:: Source information

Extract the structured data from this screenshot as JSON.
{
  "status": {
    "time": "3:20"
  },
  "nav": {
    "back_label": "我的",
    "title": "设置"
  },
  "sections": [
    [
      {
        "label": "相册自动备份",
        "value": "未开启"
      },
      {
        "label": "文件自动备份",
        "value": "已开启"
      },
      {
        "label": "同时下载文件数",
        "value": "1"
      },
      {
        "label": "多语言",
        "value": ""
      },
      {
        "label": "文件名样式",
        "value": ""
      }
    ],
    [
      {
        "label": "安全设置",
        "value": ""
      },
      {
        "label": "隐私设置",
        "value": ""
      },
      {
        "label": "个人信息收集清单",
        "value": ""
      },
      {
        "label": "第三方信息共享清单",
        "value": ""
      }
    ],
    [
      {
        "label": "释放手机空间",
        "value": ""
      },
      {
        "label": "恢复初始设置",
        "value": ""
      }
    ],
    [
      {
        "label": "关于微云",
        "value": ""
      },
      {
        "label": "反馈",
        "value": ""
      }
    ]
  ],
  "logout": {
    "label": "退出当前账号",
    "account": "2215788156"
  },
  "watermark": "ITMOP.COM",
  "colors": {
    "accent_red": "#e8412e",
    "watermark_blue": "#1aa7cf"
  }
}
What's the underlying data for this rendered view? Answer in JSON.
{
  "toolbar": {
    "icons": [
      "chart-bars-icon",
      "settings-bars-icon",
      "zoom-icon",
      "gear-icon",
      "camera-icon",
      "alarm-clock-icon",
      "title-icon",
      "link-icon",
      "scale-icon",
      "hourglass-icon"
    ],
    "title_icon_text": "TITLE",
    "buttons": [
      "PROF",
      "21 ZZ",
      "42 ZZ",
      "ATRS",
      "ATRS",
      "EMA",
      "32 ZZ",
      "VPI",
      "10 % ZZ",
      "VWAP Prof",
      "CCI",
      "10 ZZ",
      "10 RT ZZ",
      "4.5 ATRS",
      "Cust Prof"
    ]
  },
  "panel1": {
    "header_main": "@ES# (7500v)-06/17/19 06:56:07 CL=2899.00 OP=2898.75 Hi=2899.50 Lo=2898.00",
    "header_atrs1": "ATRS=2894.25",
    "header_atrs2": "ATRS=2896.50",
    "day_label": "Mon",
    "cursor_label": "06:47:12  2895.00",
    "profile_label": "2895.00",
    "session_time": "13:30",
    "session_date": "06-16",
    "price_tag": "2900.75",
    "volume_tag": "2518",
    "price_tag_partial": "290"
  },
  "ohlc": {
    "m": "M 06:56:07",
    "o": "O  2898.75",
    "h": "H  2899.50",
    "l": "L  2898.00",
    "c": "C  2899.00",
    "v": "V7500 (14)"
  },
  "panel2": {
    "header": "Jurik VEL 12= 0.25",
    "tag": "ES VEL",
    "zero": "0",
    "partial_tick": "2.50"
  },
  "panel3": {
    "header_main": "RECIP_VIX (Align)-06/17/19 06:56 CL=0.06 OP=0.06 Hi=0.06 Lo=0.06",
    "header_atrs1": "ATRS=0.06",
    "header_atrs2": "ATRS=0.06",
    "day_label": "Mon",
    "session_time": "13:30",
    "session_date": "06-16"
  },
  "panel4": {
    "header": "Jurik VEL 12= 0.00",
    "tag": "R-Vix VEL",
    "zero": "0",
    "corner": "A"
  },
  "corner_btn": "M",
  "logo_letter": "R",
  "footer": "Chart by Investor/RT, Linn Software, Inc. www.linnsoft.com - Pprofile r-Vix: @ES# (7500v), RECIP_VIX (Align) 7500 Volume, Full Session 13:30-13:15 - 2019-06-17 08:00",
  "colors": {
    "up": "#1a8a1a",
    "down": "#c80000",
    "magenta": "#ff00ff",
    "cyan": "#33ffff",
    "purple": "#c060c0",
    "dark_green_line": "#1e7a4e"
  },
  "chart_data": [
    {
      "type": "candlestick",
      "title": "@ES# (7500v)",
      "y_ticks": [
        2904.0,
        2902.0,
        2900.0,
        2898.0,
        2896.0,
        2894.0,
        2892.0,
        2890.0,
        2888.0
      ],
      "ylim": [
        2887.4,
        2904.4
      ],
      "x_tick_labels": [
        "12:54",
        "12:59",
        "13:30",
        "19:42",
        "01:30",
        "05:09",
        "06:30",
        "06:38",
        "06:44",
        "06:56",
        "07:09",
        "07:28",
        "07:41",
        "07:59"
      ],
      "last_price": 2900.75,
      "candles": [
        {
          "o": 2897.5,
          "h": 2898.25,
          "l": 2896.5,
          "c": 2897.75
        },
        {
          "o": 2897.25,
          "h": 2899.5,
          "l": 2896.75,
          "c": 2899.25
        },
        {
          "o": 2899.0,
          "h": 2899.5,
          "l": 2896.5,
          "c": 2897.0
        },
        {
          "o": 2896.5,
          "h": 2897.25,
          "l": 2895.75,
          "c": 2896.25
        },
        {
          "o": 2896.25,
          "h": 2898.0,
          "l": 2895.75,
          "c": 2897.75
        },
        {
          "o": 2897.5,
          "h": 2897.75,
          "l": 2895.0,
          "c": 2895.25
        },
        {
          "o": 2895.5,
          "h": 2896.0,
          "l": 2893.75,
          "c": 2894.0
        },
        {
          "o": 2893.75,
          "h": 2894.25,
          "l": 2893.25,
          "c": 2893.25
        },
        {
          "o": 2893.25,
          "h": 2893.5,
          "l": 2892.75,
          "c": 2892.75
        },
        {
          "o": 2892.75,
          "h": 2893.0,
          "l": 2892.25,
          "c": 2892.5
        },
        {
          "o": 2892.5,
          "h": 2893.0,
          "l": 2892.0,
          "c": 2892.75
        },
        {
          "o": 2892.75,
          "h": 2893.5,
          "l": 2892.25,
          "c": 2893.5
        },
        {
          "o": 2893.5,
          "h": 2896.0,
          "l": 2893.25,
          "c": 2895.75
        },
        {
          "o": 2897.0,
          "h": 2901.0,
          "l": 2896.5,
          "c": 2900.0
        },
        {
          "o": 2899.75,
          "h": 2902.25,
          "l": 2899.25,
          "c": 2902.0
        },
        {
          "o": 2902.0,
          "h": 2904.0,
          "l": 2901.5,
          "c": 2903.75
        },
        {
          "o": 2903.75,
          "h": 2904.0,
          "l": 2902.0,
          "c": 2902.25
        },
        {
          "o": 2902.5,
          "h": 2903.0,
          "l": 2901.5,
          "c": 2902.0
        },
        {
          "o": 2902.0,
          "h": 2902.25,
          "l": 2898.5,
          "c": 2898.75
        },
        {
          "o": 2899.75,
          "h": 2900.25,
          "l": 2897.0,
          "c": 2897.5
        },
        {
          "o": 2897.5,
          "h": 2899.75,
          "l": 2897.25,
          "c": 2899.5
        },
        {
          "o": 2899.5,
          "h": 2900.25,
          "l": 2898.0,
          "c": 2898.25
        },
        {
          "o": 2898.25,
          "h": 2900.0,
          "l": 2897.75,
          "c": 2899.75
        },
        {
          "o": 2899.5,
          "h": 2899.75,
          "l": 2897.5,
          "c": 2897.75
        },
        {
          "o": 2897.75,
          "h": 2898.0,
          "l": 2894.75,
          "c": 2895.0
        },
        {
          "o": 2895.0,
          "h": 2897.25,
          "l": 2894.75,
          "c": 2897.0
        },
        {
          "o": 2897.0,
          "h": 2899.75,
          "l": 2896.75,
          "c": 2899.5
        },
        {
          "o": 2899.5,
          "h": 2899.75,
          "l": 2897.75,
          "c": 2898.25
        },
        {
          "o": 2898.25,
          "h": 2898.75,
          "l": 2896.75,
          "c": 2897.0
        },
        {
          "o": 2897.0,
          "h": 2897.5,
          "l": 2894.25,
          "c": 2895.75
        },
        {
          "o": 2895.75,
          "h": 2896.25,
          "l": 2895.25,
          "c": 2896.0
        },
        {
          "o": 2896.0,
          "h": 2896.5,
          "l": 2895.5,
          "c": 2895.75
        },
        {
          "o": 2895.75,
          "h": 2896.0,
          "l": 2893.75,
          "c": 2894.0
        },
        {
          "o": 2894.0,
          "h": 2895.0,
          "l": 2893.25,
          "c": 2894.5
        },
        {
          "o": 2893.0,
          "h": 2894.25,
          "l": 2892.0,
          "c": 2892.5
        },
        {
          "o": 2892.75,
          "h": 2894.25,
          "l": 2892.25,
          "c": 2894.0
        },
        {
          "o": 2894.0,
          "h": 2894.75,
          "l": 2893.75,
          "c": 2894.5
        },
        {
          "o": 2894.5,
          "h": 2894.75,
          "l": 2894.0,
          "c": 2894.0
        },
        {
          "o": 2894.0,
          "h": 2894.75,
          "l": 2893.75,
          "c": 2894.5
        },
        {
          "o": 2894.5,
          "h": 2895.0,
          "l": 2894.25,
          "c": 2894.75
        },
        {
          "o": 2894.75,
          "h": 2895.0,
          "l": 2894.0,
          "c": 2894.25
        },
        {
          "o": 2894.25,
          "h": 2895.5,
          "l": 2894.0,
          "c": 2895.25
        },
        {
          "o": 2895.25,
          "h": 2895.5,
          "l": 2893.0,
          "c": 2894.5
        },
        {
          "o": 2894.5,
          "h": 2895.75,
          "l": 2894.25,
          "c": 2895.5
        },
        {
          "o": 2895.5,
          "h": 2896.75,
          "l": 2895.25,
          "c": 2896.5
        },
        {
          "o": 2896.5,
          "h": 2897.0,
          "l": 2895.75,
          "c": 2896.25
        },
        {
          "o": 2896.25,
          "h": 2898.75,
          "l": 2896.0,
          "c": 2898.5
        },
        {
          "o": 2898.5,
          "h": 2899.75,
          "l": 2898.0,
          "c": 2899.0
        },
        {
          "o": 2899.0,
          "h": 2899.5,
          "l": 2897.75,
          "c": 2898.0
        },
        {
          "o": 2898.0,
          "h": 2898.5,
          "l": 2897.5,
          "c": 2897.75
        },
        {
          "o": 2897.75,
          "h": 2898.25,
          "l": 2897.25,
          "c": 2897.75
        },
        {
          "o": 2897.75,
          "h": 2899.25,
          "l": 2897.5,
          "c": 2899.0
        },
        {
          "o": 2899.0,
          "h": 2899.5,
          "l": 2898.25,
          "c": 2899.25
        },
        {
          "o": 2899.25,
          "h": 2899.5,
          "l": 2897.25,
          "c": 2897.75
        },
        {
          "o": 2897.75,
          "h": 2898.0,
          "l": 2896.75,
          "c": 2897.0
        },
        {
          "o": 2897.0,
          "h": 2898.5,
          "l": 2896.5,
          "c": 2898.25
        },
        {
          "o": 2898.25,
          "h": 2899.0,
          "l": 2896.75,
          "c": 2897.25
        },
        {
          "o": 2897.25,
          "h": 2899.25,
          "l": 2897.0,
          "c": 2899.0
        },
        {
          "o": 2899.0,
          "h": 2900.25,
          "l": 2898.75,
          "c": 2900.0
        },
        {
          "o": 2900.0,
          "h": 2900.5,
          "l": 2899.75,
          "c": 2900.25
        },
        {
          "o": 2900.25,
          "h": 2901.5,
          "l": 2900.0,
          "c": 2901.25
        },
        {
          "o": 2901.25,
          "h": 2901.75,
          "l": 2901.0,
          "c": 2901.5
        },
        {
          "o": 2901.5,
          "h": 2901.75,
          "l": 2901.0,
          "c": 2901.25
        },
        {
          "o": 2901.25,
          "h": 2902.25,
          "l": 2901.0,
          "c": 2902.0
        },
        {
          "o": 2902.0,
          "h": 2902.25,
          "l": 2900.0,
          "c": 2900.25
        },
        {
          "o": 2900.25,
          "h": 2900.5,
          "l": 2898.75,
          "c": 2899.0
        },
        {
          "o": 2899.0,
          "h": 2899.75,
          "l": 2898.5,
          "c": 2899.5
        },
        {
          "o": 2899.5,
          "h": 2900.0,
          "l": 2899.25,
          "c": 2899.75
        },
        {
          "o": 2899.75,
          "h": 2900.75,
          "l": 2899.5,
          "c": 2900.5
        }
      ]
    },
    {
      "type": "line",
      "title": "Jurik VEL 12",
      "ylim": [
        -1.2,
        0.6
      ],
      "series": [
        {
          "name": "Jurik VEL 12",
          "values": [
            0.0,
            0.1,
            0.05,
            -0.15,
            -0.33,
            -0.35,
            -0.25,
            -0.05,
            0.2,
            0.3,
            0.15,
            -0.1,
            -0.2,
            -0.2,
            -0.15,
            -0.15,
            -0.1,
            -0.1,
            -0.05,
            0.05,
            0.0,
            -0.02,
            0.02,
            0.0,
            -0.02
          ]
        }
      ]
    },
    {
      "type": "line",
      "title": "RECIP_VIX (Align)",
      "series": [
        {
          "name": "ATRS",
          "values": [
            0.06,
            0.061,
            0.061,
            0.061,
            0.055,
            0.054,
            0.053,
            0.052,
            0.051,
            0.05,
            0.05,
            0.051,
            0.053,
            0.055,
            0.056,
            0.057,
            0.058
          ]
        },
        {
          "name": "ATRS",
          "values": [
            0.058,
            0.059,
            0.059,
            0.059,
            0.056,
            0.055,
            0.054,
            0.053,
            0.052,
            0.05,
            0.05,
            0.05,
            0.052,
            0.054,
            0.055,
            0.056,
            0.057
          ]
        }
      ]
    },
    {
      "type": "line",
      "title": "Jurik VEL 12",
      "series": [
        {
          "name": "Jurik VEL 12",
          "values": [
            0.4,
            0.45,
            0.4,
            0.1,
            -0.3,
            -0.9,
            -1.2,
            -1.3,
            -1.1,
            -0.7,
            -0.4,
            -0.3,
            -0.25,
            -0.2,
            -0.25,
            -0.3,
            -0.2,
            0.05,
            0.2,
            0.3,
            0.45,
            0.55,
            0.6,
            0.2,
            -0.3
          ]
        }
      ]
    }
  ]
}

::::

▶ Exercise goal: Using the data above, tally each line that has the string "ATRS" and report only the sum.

▶ Solution to this exercise: 9